Make sure this user is assigned read/write permission to Time Machine Folder, and click OK.
In this example, we’ll back up data to Time Machine Folder. However, we don’t want the backup to use up your space, so we’ll specify a usage quota. On the User quota setting page, enter a value you prefer in the Quota field and select a Unit from the drop-down menu. For example, we’ll set a quota of 200 GB for Time Machine Folder. After specifying a quota, click Next.
Now we should have a user called Time Machine User.
1.3 Set the shared folder as Time Machine’s backup target
- Go to Control Panel > File Services.
Find the AFP section on the SMB/AFP/NFS tab, and check the Enable AFP service box.
Go to the Advanced tab, check the Enable Bonjour Time Machine broadcast via AFP box, and click on the Set Time Machine Folders button.
Choose the shared folder you just created from the Time Machine menu, and click Apply to save settings.
Action a Time Machine Backup to your Synology NAS
This section will show you how to configure Time Machine to set DiskStation’s shared folder as the backup destination.
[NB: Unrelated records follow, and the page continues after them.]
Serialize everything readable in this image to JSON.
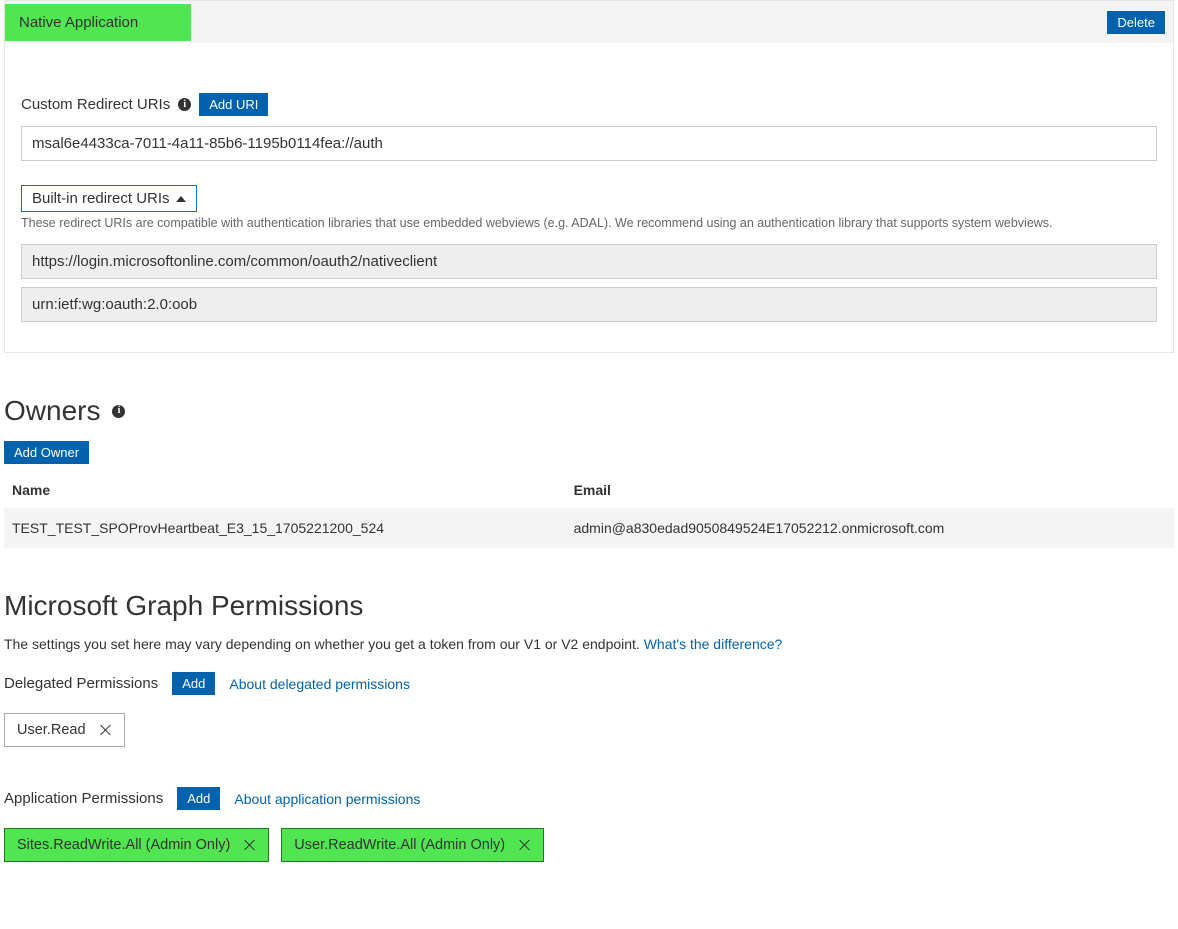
{
  "nativeApp": {
    "title": "Native Application",
    "deleteBtn": "Delete",
    "customRedirectLabel": "Custom Redirect URIs",
    "addUriBtn": "Add URI",
    "customRedirectValue": "msal6e4433ca-7011-4a11-85b6-1195b0114fea://auth",
    "builtinToggle": "Built-in redirect URIs",
    "builtinHelper": "These redirect URIs are compatible with authentication libraries that use embedded webviews (e.g. ADAL). We recommend using an authentication library that supports system webviews.",
    "builtinUri1": "https://login.microsoftonline.com/common/oauth2/nativeclient",
    "builtinUri2": "urn:ietf:wg:oauth:2.0:oob"
  },
  "owners": {
    "heading": "Owners",
    "addBtn": "Add Owner",
    "colName": "Name",
    "colEmail": "Email",
    "row": {
      "name": "TEST_TEST_SPOProvHeartbeat_E3_15_1705221200_524",
      "email": "admin@a830edad9050849524E17052212.onmicrosoft.com"
    }
  },
  "graph": {
    "heading": "Microsoft Graph Permissions",
    "subtext": "The settings you set here may vary depending on whether you get a token from our V1 or V2 endpoint. ",
    "difflink": "What's the difference?",
    "delegated": {
      "label": "Delegated Permissions",
      "addBtn": "Add",
      "aboutLink": "About delegated permissions",
      "tag1": "User.Read"
    },
    "application": {
      "label": "Application Permissions",
      "addBtn": "Add",
      "aboutLink": "About application permissions",
      "tag1": "Sites.ReadWrite.All (Admin Only)",
      "tag2": "User.ReadWrite.All (Admin Only)"
    }
  }
}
This process allows Time Machine to easily locate your DiskStation on the local area network and regard it as the backup disk. When the setup is complete, Time Machine will be able to start backing up data to the DiskStation.
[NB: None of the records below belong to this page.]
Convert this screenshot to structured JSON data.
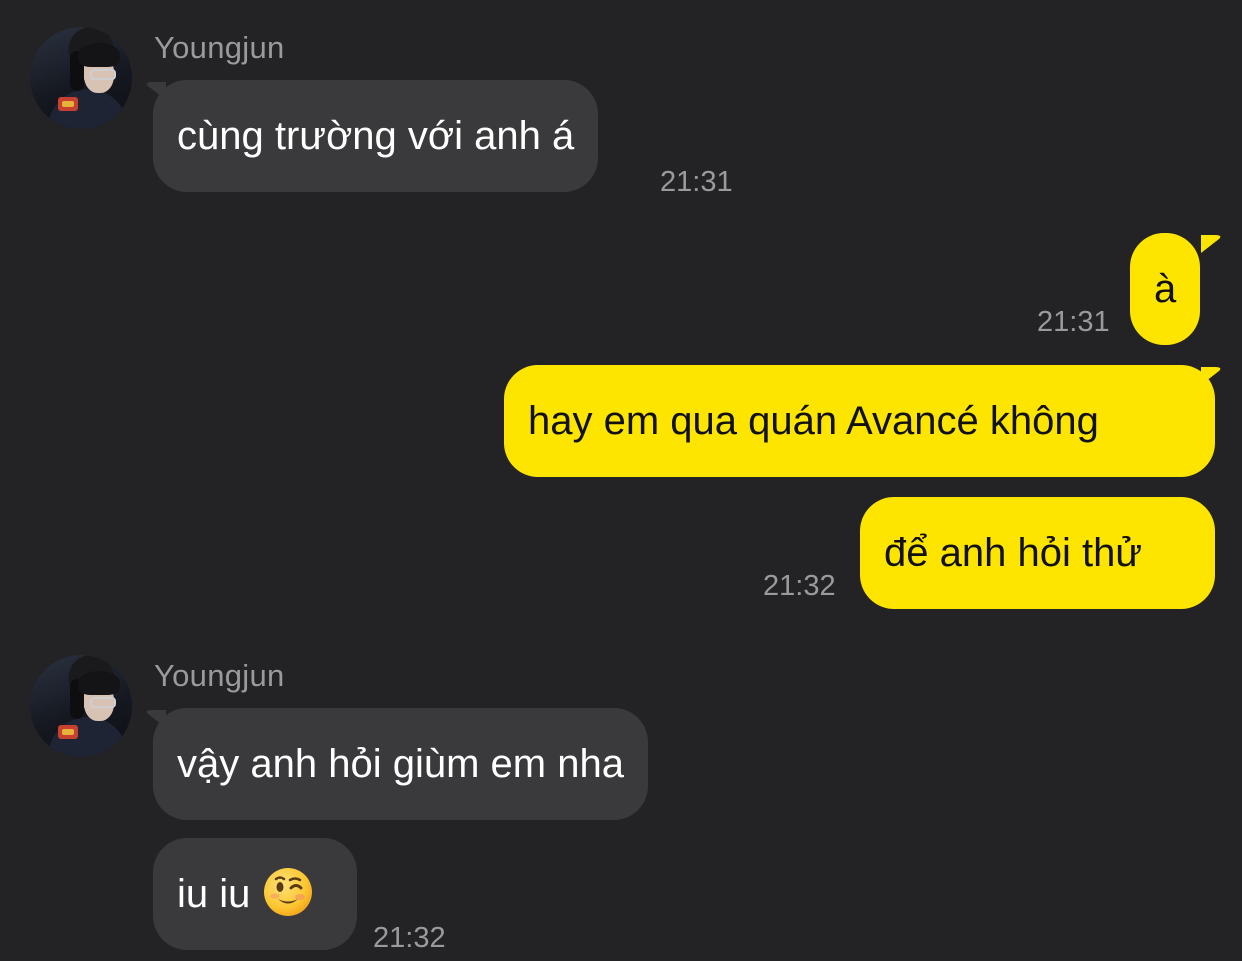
{
  "messages": [
    {
      "side": "in",
      "sender": "Youngjun",
      "text": "cùng trường với anh á",
      "time": "21:31"
    },
    {
      "side": "out",
      "text": "à",
      "time": "21:31"
    },
    {
      "side": "out",
      "text": "hay em qua quán Avancé không",
      "time": ""
    },
    {
      "side": "out",
      "text": "để anh hỏi thử",
      "time": "21:32"
    },
    {
      "side": "in",
      "sender": "Youngjun",
      "text": "vậy anh hỏi giùm em nha",
      "time": ""
    },
    {
      "side": "in",
      "text": "iu iu",
      "emoji": "winking-face-emoji",
      "time": "21:32"
    }
  ],
  "colors": {
    "background": "#232325",
    "incoming_bubble": "#3a3a3c",
    "outgoing_bubble": "#fee500",
    "meta_text": "#9a9a9e"
  }
}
2.1 Connect to your NAS server
- On your Mac, click Go in the top menu bar, and select Connect to Server.
Enter the address of your NAS server. Use AFP or SMB according to your setting in the step 1.3.2. After specifying the address, click Connect.
Enter your account credentials, and click Connect.
Select Time Machine Folder from the list, and then click OK.
2.2 Configure Time Machine to set DiskStation as its backup disk
- On your Mac, open System Preferences from the Dock, and click Time Machine.
- Check the Back Up Automatically box, and click Select Disk.
Choose the shared folder you created, which is Time Machine Folder in this case, and then click Use Disk.
The system will prompt you to provide your account credentials. Enter the username and password of the user you just created, and click Connect.
- Time Machine will start backing up data soon after.
3. More Information on Apple Time Machine
If you would like to learn more about Time Machine, you can consult Apple’s Time Machine support page.
IMPORTANT Things to Remember
- I recommended you set a quota to prevent Time Machine from occupying your entire NAS storage space. In general, the quota should be at least two or three times the size of your Mac’s hard drive or the amount of data to be backed up. Then you can maintain versions or different devices adequately.
- Only on models that support the Btrfs file system can users set usage quotas for individual folders. If your NAS server only supports the EXT4 system, you can only set a usage quota for the entire volume.
- (For more techie users) Time Machine supports both SMB and AFP. For macOS Sierra and later, Time Machine uses SMB, instead of AFP, as the default protocol.
- (For more techie users) If you want to back up your files via SMB, please go to the SMB section on the same tab, and check the Enable SMB service box.
- (For more techie users) If you chose to use SMB in the step 1.3.2, please check the Enable Bonjour Time Machine broadcast via SMB box instead. Choose the shared folder you just created and click Apply. Then click Yes in the popup window to confirm and save your settings.